A young woman's first step toward becoming a geisha is to be accepted into an okiya (boarding house), a geisha house owned by the woman who will pay for her training. The proprietress of the okiya is called oka-san (the Japanese word for "mother"). The okiya normally pays all expenses, including for kimono and training. The okiya plays a large part in the life of a geiko or maiko, as the women in the okiya become her geisha family, and the Oka-san manages her career in the karyukai (flower and willow world).

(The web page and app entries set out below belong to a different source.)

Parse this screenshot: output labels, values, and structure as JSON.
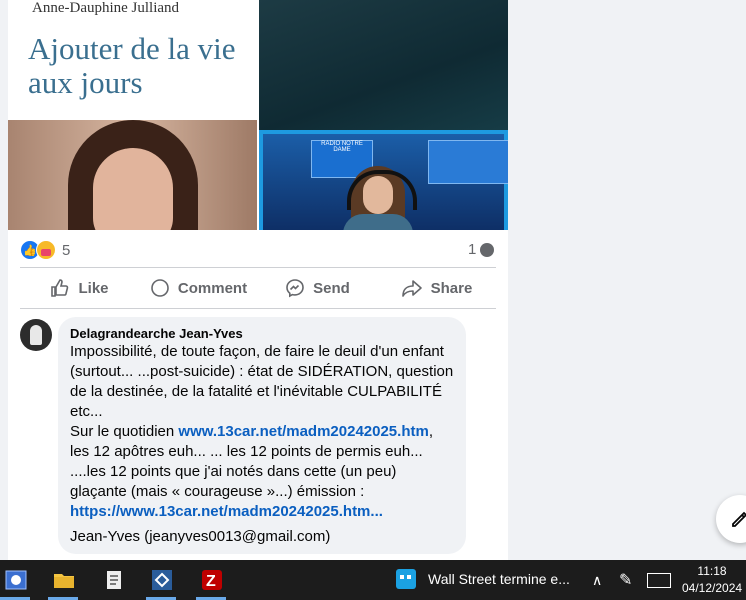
{
  "post": {
    "image_left": {
      "author": "Anne-Dauphine Julliand",
      "title": "Ajouter de la vie aux jours"
    },
    "image_right": {
      "screen_text": "RADIO NOTRE DAME"
    },
    "reactions": {
      "count": "5"
    },
    "comments_count": "1",
    "actions": [
      {
        "label": "Like",
        "icon": "thumbs-up-icon"
      },
      {
        "label": "Comment",
        "icon": "comment-bubble-icon"
      },
      {
        "label": "Send",
        "icon": "messenger-icon"
      },
      {
        "label": "Share",
        "icon": "share-arrow-icon"
      }
    ]
  },
  "comment": {
    "author": "Delagrandearche Jean-Yves",
    "line1": "Impossibilité, de toute façon, de faire le deuil d'un enfant (surtout... ...post-suicide) : état de SIDÉRATION, question de la destinée, de la fatalité et l'inévitable CULPABILITÉ etc...",
    "line2_prefix": "Sur le quotidien ",
    "link1": "www.13car.net/madm20242025.htm",
    "line2_suffix": ", les 12 apôtres euh... ... les 12 points de permis euh... ....les 12 points que j'ai notés dans cette (un peu) glaçante (mais « courageuse »...) émission :",
    "link2": "https://www.13car.net/madm20242025.htm...",
    "signature": "Jean-Yves (jeanyves0013@gmail.com)"
  },
  "taskbar": {
    "news": "Wall Street termine e...",
    "time": "11:18",
    "date": "04/12/2024"
  }
}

Geiko (Kyoto dialect for geisha) live in a geisha house (okiya) and work in a teahouse (ochaya), where there are music, dancing, partying, sometimes food, and always plenty of alcohol. A geisha pays a percentage of her earnings to maintain the house and support all the people living there who are not working geisha, including maiko (apprentice geisha), retired geisha and house maids. Kyoto is the only place where the strict geisha training continues still and the geiko traditions are handed down.

There may be more than one geisha or maiko living in an okiya at any given point. Inversely, there are houses licensed as okiya but without any geisha living there. Generally, a geisha who has fulfilled her financial obligations to the house may choose to live independently, but will remain affiliated with the okiya for the remainder of her career. Inside the small confines of the geiko communities, it is women, not men, who wield power: everyone hopes for girl children, not boys, so that they can carry on the line of geisha, also if a woman has a boy, she must move out of the Okiya, or give him up, as it is forbidden for men to live in an okiya. For all of their focus on men when they are at work, geiko and maiko live in a matriarchal society. Women run the okiya, women teach girls the skills they need to become a full-fledged geisha, and women introduce new maiko into the teahouses that will be their livelihood. Women run the teahouses too and they can make or break a geisha's career. If a geisha offends the mistress of the main teahouse where she does business, she may lose her livelihood entirely.

The Oka-san of the okiya may adopt one of the geisha as her daughter (musume) and heiress (atotori). Henceforth that girl will live in the okiya permanently and all the money she earns will go to that establishment and other various people that help to take care of the geisha's outfits, hairstyles and accessories. Under such an arrangement, the geisha's debts are absorbed by the okiya.